Hong Kong (AFP) – Its sprawling greens and woodland have made Hong Kong’s historic Fanling golf course a favourite with homegrown and international stars, but it is now under threat after being listed for potential housing development.
As the government seeks solutions for the space-starved city’s lack of decent homes, the club argues that sacrificing a world-class sports venue is a short-sighted move.
But grass roots campaigners say the prime spot in the north of Hong Kong should not remain a playground for the wealthy elite.
Located near the border with mainland China, the colonial-era course is part of the Hong Kong Golf Club and has hosted the Hong Kong Open, a mainstay of the European and Asian Tours, every year since 1959.
Leading players including former world number one Rory McIlroy, Miguel Ángel Jiménez and Hong Kong golfing star Tiffany Chan have spoken out against bulldozing the site, which is one of 18 options earmarked by the government for affordable housing as it scrambles to find new land.
“Losing even one golf course would severely impact Hong Kong’s ability to develop talent and provide opportunities for youngsters to learn and play the game,” said Ian Gardner, general manager of the Hong Kong Golf Club.
Surrounded by urban hustle, the Fanling complex is an oasis of ancient trees and diverse wildlife, including turtles, owls and butterflies.
The oldest of its three 18-hole courses was built in 1911 on land that was home to the centuries-old graves of indigenous clans, whose descendants now have to skirt the greens to pay tribute to their ancestors.
Its clubhouse features a men-only bar and a plush members’ lounge where old photos and maps as well as a letter from Queen Elizabeth II’s private secretary adorn the walls.
The club faithful say Fanling’s history should justify its survival.
Members received a letter earlier this year assuring them that the club was working “very hard” to protect their interests.
“The trees and all the layout, and the history behind it with all the well-known golfers that played here — it’s irreplaceable,” said Tim Tang, 32, a former professional golfer who coaches at the club.
– Symbol of inequality –
Some critics say the government is under-using space in Hong Kong which is already vacant or has been hoarded by developers as land banks for potential future projects.
They argue there is plenty of existing room available for affordable housing without touching green areas and that the small group of influential real estate giants in the city prioritise building profit-making upmarket units.
But for others the golf course is fair game and a visceral symbol of Hong Kong’s inequalities, set against the backdrop of spiralling property prices and rents which force many residents to cram into tiny homes.
Chanting “Land belongs to the people!” and “The grass roots don’t want elite golf courses!”, protesters filled up holes on the course in March using mud scooped from a nearby village where demolition work has begun for a controversial development plan.
Joining one of the city’s numerous private sports and recreational clubs can cost hundreds of thousands, even millions, of Hong Kong dollars.
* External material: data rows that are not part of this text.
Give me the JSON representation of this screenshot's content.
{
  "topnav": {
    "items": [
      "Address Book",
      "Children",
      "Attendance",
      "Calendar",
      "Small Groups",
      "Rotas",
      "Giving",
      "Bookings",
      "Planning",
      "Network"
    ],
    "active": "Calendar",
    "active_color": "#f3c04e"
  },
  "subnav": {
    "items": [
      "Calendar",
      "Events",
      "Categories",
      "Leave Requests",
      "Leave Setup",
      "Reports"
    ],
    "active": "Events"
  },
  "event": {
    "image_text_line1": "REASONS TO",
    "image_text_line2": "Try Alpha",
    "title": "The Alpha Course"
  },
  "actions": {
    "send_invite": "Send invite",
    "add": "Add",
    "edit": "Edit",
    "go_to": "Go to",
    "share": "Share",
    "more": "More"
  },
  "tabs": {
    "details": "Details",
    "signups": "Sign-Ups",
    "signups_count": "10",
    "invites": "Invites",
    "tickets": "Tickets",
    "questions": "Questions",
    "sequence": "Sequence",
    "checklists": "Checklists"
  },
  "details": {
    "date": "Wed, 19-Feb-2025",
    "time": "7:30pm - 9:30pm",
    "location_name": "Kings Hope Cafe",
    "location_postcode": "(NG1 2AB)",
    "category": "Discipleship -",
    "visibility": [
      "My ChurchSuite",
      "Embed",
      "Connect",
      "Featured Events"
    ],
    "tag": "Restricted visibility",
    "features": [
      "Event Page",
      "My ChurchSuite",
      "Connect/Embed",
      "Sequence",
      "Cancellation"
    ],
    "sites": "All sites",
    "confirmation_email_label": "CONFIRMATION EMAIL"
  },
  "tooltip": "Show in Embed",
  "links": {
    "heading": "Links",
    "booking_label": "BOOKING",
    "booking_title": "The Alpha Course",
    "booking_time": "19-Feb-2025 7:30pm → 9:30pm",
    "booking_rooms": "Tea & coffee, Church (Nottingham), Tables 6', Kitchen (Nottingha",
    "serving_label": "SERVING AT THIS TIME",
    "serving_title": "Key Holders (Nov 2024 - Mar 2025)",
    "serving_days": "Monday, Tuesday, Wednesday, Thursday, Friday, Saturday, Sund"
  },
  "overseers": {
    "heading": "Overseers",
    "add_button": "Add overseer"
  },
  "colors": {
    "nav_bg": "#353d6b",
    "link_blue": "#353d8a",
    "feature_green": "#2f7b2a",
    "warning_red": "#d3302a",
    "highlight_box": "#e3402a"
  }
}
Some are said to have decades-long waiting lists.
Although Fanling’s Gardner pointed out the club offers special access for promising junior athletes each year, playing a round there is out of reach for the majority.
Non-members can use the Fanling course Monday to Friday, but have to pay a fee of HK$1,100 ($140) for 18 holes.
A corporate membership for the Hong Kong Golf Club goes for HK$17 million, according to one agent.
The club refused to divulge its individual joining fees or the length of its waiting list but said monthly fees for members to access its two properties range from HK$700 to HK$3,000.
– ‘Privileged members’ –
Private clubs are too exclusive and depend on a “system of privileged memberships” while benefiting from low rents on their swaths of prime land, says Mark Mak, senior researcher at environmental group Green Sense.
Mak says low government rents mean the golf club is “subsidised by public resources while not actually serving public interests”. He proposes partially redeveloping Fanling for housing or turning it into a park or public golf course.
Private sports clubs originally paid only a token premium or nothing at all when land was granted to them by the government through leases which offered generous terms to develop sports and recreational facilities.
The government typically charges clubs an annual rent of three percent of their property’s rateable value, according to the city’s home affairs bureau.
The Fanling golf course says it paid HK$2.53 million ($322,410) in annual rent last year to the government for 170 hectares, which amounts to HK$0.14 per square foot.
By comparison, the average rental price per square foot for a residential property in Hong Kong is HK$35.9, according to Centaline Property Agency.
But Gardner justified the low rents by saying sports clubs were not for profit and had ploughed their wealth into earning “international renown”.
“For many, many decades they have continued to pour money into developing these world-class facilities,” he told AFP.